**PROBLEM TO SOLVE**
For every line below, restate it exactly and drop the images.

**DATA SHOWN**
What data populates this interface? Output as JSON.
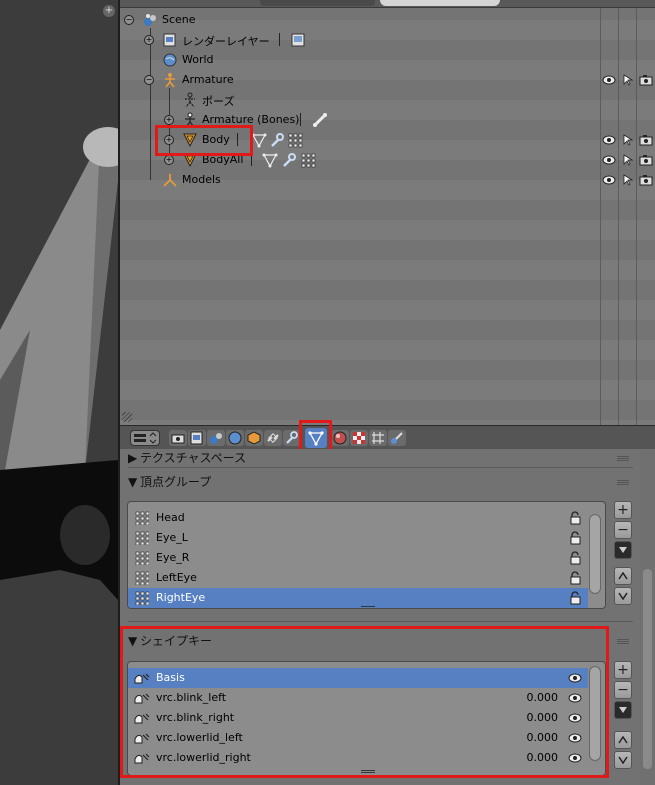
{
  "viewport": {
    "plus_icon": "+"
  },
  "outliner": {
    "rows": [
      {
        "label": "Scene",
        "icon": "scene-icon"
      },
      {
        "label": "レンダーレイヤー",
        "icon": "render-layer-icon"
      },
      {
        "label": "World",
        "icon": "world-icon"
      },
      {
        "label": "Armature",
        "icon": "armature-icon"
      },
      {
        "label": "ポーズ",
        "icon": "pose-icon"
      },
      {
        "label": "Armature (Bones)",
        "icon": "armature-data-icon"
      },
      {
        "label": "Body",
        "icon": "mesh-icon"
      },
      {
        "label": "BodyAll",
        "icon": "mesh-icon"
      },
      {
        "label": "Models",
        "icon": "empty-icon"
      }
    ]
  },
  "properties": {
    "texture_space_panel": "テクスチャスペース",
    "vertex_groups_panel": "頂点グループ",
    "vertex_groups": [
      "Head",
      "Eye_L",
      "Eye_R",
      "LeftEye",
      "RightEye"
    ],
    "selected_vertex_group": "RightEye",
    "shape_keys_panel": "シェイプキー",
    "shape_keys": [
      {
        "name": "Basis",
        "value": ""
      },
      {
        "name": "vrc.blink_left",
        "value": "0.000"
      },
      {
        "name": "vrc.blink_right",
        "value": "0.000"
      },
      {
        "name": "vrc.lowerlid_left",
        "value": "0.000"
      },
      {
        "name": "vrc.lowerlid_right",
        "value": "0.000"
      }
    ],
    "selected_shape_key": "Basis",
    "panel_expanded_glyph": "▼",
    "panel_collapsed_glyph": "▶"
  },
  "colors": {
    "selection": "#5680c2",
    "highlight_box": "#e11919",
    "mesh_icon": "#e8a030"
  }
}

**TASK RESPONSE**
What data populates this interface? Output as JSON.
{
  "viewport": {
    "plus_icon": "+"
  },
  "outliner": {
    "rows": [
      {
        "label": "Scene",
        "icon": "scene-icon"
      },
      {
        "label": "レンダーレイヤー",
        "icon": "render-layer-icon"
      },
      {
        "label": "World",
        "icon": "world-icon"
      },
      {
        "label": "Armature",
        "icon": "armature-icon"
      },
      {
        "label": "ポーズ",
        "icon": "pose-icon"
      },
      {
        "label": "Armature (Bones)",
        "icon": "armature-data-icon"
      },
      {
        "label": "Body",
        "icon": "mesh-icon"
      },
      {
        "label": "BodyAll",
        "icon": "mesh-icon"
      },
      {
        "label": "Models",
        "icon": "empty-icon"
      }
    ]
  },
  "properties": {
    "texture_space_panel": "テクスチャスペース",
    "vertex_groups_panel": "頂点グループ",
    "vertex_groups": [
      "Head",
      "Eye_L",
      "Eye_R",
      "LeftEye",
      "RightEye"
    ],
    "selected_vertex_group": "RightEye",
    "shape_keys_panel": "シェイプキー",
    "shape_keys": [
      {
        "name": "Basis",
        "value": ""
      },
      {
        "name": "vrc.blink_left",
        "value": "0.000"
      },
      {
        "name": "vrc.blink_right",
        "value": "0.000"
      },
      {
        "name": "vrc.lowerlid_left",
        "value": "0.000"
      },
      {
        "name": "vrc.lowerlid_right",
        "value": "0.000"
      }
    ],
    "selected_shape_key": "Basis",
    "panel_expanded_glyph": "▼",
    "panel_collapsed_glyph": "▶"
  },
  "colors": {
    "selection": "#5680c2",
    "highlight_box": "#e11919",
    "mesh_icon": "#e8a030"
  }
}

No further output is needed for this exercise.